So on the question of where to put money for long term investment, will we beat the rest of the world or will the rest of the world as a whole beat us? In your opinion of course, just want to see your perspective as someone on the ground
the US has had tremendous growth since 1980. it will be hard to top that over the next 40 years. and that includes the financial crisis. the US is a mature/developed economy so we have that working against us as well
there are certainly other parts of the world where it'll be far easier to have +4% GDP growth simply if their govts would get out of the way
Argentina used to be one of the world's best economies in the early 20th century (look at demographics and you'll see why). It fell in the 60's due to corruption from the Peron family and hasnt really recovered
if argentina's govt could get out of its own way they most certainly have the human capital to grow at an above avg rate over the next few decades
the question is what will cause these countries to implement the needed reform to have fully functioning economies
Thanks for the analysis 👍🏻
I'm a firm believer in keeping a portion of your assets outside of the banking/equity system.
@Tanner - SC what do you own outside of the banking/equity system? Gold? RE?
@Zyzz that is bad for students, but is that bad for the overall economy in terms of stock market or whatever? This is going to sound supremely Jewish, but only looking at it autistically from an investment standpoint, it looks like this student loan debt will pressure people to take jobs on terms they might otherwise turndown or renegotiate because they are more at the mercy of their student loan payments. This lack of negotiating power on the part of labor would be beneficial for companies. Thus while student loan debt is bad for working people, I'm trying to understand if it is bad from the POV of hurting investments like stocks
@ThisIsChris I think you are right. The only impact this has is people with debt will not be able to consume as much (need to pay debt) and will be unable to buy homes (which isn't always a bad thing). They will just end up renting rather than buying a home. From an investors standpoint, this will not cause a bubble as they are not allowed to discharge debts in bankruptcy and there are plenty of ways for lenders to garnish wages.
I can see people with debt having less flexibility which will lead to them taking less risks from an employment standpoints (turning down job offers, quitting jobs, entreprenuerial endeavors, etc.)
savings rate is 2.9%
@ThisIsChris Entrepreneurship is way down partly because of student loan debt, and that’s not helpful for the market.
Also, that’s a lot of capital that would have gone to other more productive uses had the market manipulations not channeled so much of it into overpriced academia.
Every market manipulation has an easily observable benefit for a small sliver of the economy, and a larger unseen detriment.
I highly recommend this book for everyone in this channel, it’s a short easy read:
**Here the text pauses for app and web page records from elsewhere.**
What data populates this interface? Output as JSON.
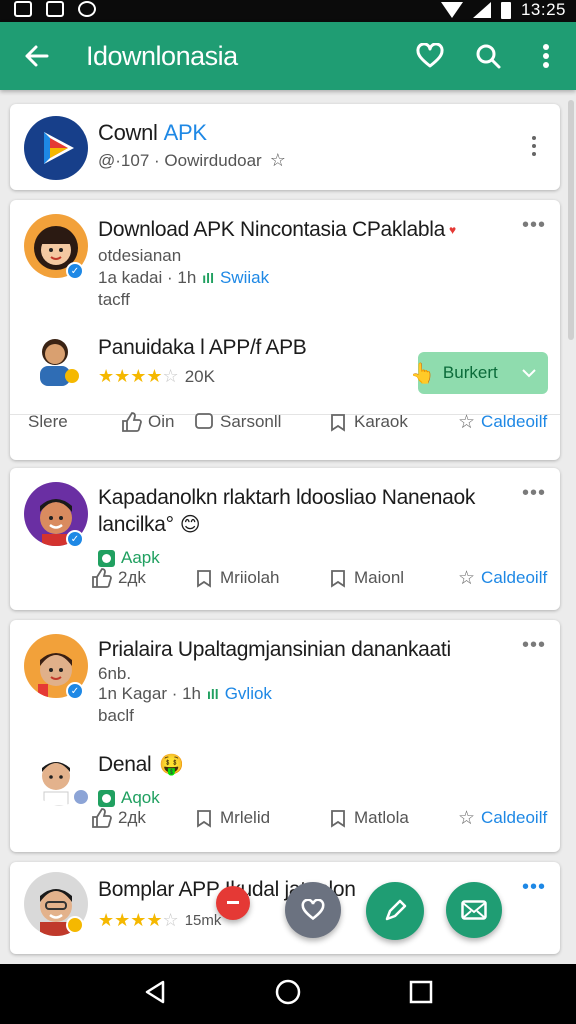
{
  "status_bar": {
    "time": "13:25"
  },
  "app_bar": {
    "title": "Idownlonasia"
  },
  "header_card": {
    "title_a": "Cownl",
    "title_b": "APK",
    "subtitle": "@·107 · Oowirdudoar"
  },
  "posts": [
    {
      "title": "Download APK Nincontasia CPaklabla",
      "line1": "otdesianan",
      "meta_a": "1a kadai · 1h",
      "meta_b": "Swiiak",
      "line3": "tacff",
      "sub_item_title": "Panuidaka l APP/f APB",
      "rating_count": "20K",
      "button_label": "Burkert",
      "actions": [
        "Slere",
        "Oin",
        "Sarsonll",
        "Karaok",
        "Caldeoilf"
      ]
    },
    {
      "title_line1": "Kapadanolkn rlaktarh ldoosliao Nanenaok",
      "title_line2": "lancilka°",
      "emoji": "😊",
      "apk_label": "Aapk",
      "actions": [
        "2дk",
        "Mriiolah",
        "Maionl",
        "Caldeoilf"
      ]
    },
    {
      "title": "Prialaira Upaltagmjansinian danankaati",
      "line1": "6nb.",
      "meta_a": "1n Kagar · 1h",
      "meta_b": "Gvliok",
      "line3": "baclf",
      "sub_item_title": "Denal",
      "emoji": "🤑",
      "apk_label": "Aqok",
      "actions": [
        "2дk",
        "Mrlelid",
        "Matlola",
        "Caldeoilf"
      ]
    },
    {
      "title": "Bomplar APP Ikudal jatanlon",
      "rating_count": "15mk"
    }
  ],
  "colors": {
    "brand_green": "#1f9d73",
    "accent_blue": "#1e88e5",
    "star": "#f5b800"
  }
}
@Zyzz great chart, shows we are at the peak of the boom-bust cycle. We should prepare ourselves while times are good.
Everyone make sure you have enough saved to last a minimum of 6 months of unemployment.
And don’t expect unemployment payments from the government to be a fall-back plan.
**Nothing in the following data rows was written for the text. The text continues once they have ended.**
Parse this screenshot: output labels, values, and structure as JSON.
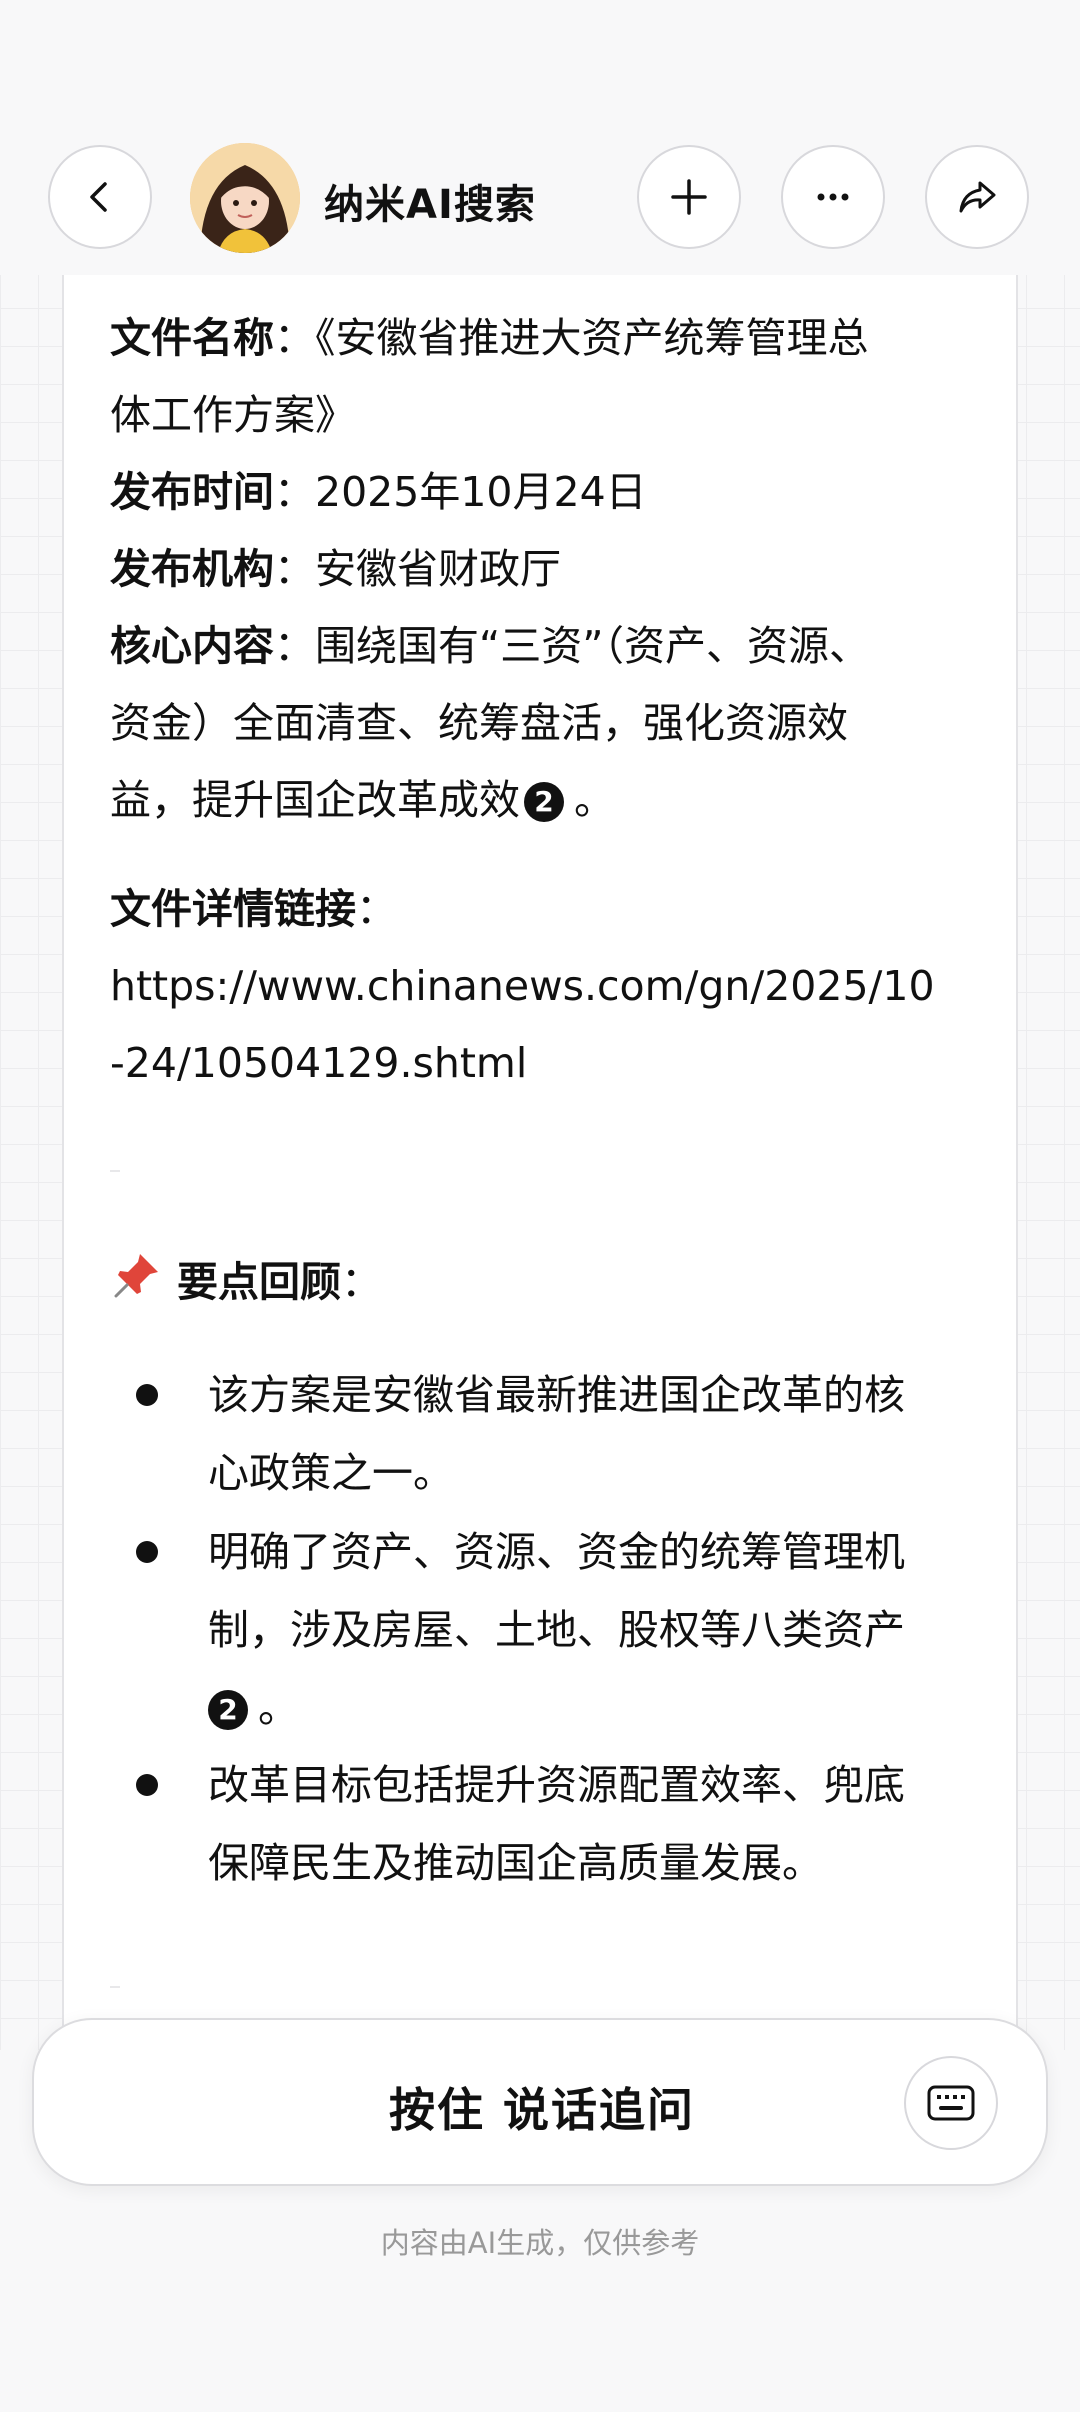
{
  "header": {
    "title": "纳米AI搜索"
  },
  "document": {
    "name_label": "文件名称",
    "name_value_line1": "：《安徽省推进大资产统筹管理总",
    "name_value_line2": "体工作方案》",
    "date_label": "发布时间",
    "date_value": "：2025年10月24日",
    "org_label": "发布机构",
    "org_value": "：安徽省财政厅",
    "core_label": "核心内容",
    "core_line1": "：围绕国有“三资”（资产、资源、",
    "core_line2": "资金）全面清查、统筹盘活，强化资源效",
    "core_line3": "益，提升国企改革成效",
    "core_cite": "2",
    "core_end": "。",
    "link_label": "文件详情链接",
    "link_colon": "：",
    "link_line1": "https://www.chinanews.com/gn/2025/10",
    "link_line2": "-24/10504129.shtml"
  },
  "summary": {
    "icon": "pushpin-icon",
    "title": "要点回顾",
    "colon": "：",
    "bullets": [
      {
        "lines": [
          "该方案是安徽省最新推进国企改革的核",
          "心政策之一。"
        ]
      },
      {
        "lines": [
          "明确了资产、资源、资金的统筹管理机",
          "制，涉及房屋、土地、股权等八类资产"
        ],
        "cite": "2",
        "end": "。"
      },
      {
        "lines": [
          "改革目标包括提升资源配置效率、兜底",
          "保障民生及推动国企高质量发展。"
        ]
      }
    ]
  },
  "input_bar": {
    "voice_label": "按住 说话追问"
  },
  "footer": {
    "disclaimer": "内容由AI生成，仅供参考"
  }
}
Also, the FDIC only has less than 1% reserves for the FDIC insurance on your bank account, so in a crisis, your money will not be protected.
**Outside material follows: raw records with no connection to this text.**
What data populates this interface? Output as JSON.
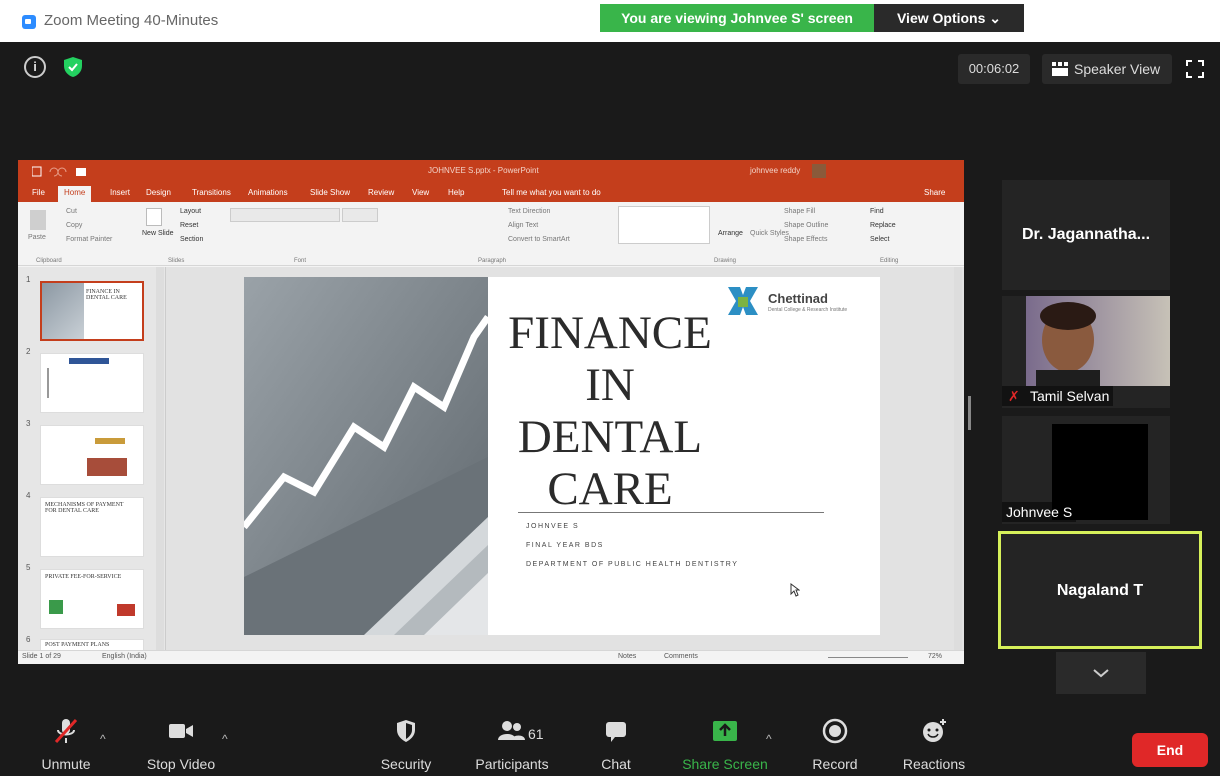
{
  "window": {
    "title": "Zoom Meeting 40-Minutes"
  },
  "banner": {
    "text": "You are viewing Johnvee S' screen",
    "view_options": "View Options ⌄"
  },
  "topbar": {
    "timer": "00:06:02",
    "speaker_view": "Speaker View",
    "info_symbol": "i"
  },
  "powerpoint": {
    "doc_title": "JOHNVEE S.pptx - PowerPoint",
    "user": "johnvee reddy",
    "tabs": [
      "File",
      "Home",
      "Insert",
      "Design",
      "Transitions",
      "Animations",
      "Slide Show",
      "Review",
      "View",
      "Help",
      "Tell me what you want to do"
    ],
    "share": "Share",
    "ribbon": {
      "cut": "Cut",
      "copy": "Copy",
      "paste": "Paste",
      "format_painter": "Format Painter",
      "new_slide": "New Slide",
      "layout": "Layout",
      "reset": "Reset",
      "section": "Section",
      "text_direction": "Text Direction",
      "align_text": "Align Text",
      "convert_smartart": "Convert to SmartArt",
      "arrange": "Arrange",
      "quick_styles": "Quick Styles",
      "shape_fill": "Shape Fill",
      "shape_outline": "Shape Outline",
      "shape_effects": "Shape Effects",
      "find": "Find",
      "replace": "Replace",
      "select": "Select",
      "groups": [
        "Clipboard",
        "Slides",
        "Font",
        "Paragraph",
        "Drawing",
        "Editing"
      ]
    },
    "thumbnails": [
      {
        "num": "1",
        "title": "FINANCE IN DENTAL CARE"
      },
      {
        "num": "2",
        "title": ""
      },
      {
        "num": "3",
        "title": ""
      },
      {
        "num": "4",
        "title": "MECHANISMS OF PAYMENT FOR DENTAL CARE"
      },
      {
        "num": "5",
        "title": "PRIVATE FEE-FOR-SERVICE"
      },
      {
        "num": "6",
        "title": "POST PAYMENT PLANS"
      }
    ],
    "slide": {
      "title_lines": [
        "FINANCE",
        "IN",
        "DENTAL",
        "CARE"
      ],
      "logo_name": "Chettinad",
      "logo_sub": "Dental College & Research Institute",
      "presenter": "JOHNVEE S",
      "year": "FINAL YEAR BDS",
      "department": "DEPARTMENT OF PUBLIC HEALTH DENTISTRY"
    },
    "status": {
      "slide_count": "Slide 1 of 29",
      "language": "English (India)",
      "notes": "Notes",
      "comments": "Comments",
      "zoom": "72%"
    }
  },
  "participants_panel": [
    {
      "name": "Dr.  Jagannatha...",
      "type": "name-only"
    },
    {
      "name": "Tamil Selvan",
      "type": "video",
      "muted": true
    },
    {
      "name": "Johnvee S",
      "type": "video-off"
    },
    {
      "name": "Nagaland T",
      "type": "active-speaker"
    }
  ],
  "toolbar": {
    "unmute": "Unmute",
    "stop_video": "Stop Video",
    "security": "Security",
    "participants": "Participants",
    "participants_count": "61",
    "chat": "Chat",
    "share_screen": "Share Screen",
    "record": "Record",
    "reactions": "Reactions",
    "end": "End"
  },
  "colors": {
    "share_green": "#39b54a",
    "end_red": "#e02828",
    "active_speaker_border": "#d6f05a",
    "powerpoint_red": "#c43e1c",
    "zoom_blue": "#2d8cff"
  }
}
@Tanner - SC#6686 i agree. I have only small credit card debt that i pay off every month and a lot of cash on hand
@Zyzz WTF, you have credit card debt and you're giving investment advice? What's the APR on that, 15%?
as i said, i pay it off every month. ie: i do not carry a balance
also, even if i did carry a balance, not sure how thats relevant to my ability to give investment advice/analyze the current environment
It’s not debt if you don’t carry a balance. I thought you meant you were making payments against a carried balance.
As for advice, anyone who is paying 15%, 20% on cc debt obviously doesn’t understand finance, like a fat man giving diet advice. But that’s not the case for you.
I figured it wasn’t, given your analysis earlier was too sharp to be someone carrying a balance.
A lot of people get tricked into playing the stupid games the credit agencies have you play. They get a credit card and pay off 3/4 of it every month because having a small balance to charge interest to gives you a small 20 point boost. Just pay off the whole debt every couple weeks. That's what I do, and my credit is near perfect (or as close as you can get)
This looks ugly, where has all this money gone? Straight from the fed into bonds? Is there really 3x as much currency units today as existed 10 years ago?
Everyone should be incredibly careful about giving personalized investment advice on here
@Darth absolutely, just yesterday pinned a notice to only invest money you can risk losing. Feel free to @ everyone to repeat every once in a while, I will try to do it every few days. See pins for an example
Yeah, just making sure, brother. :-) With being an attorney, I can be a little anxious...hahaha
We don't need FINRA and the SEC up in our grills...haha
"The Fed's "balance sheet normalization" will accelerate as 2018 progresses: In Q1, the Fed is scheduled to shed $60 billion in securities, in Q2 $90 billion, in Q3 $120 billion, and in Q4 $150 billion, for a total of $420 billion. This is scheduled to increase to $600 billion in 2019."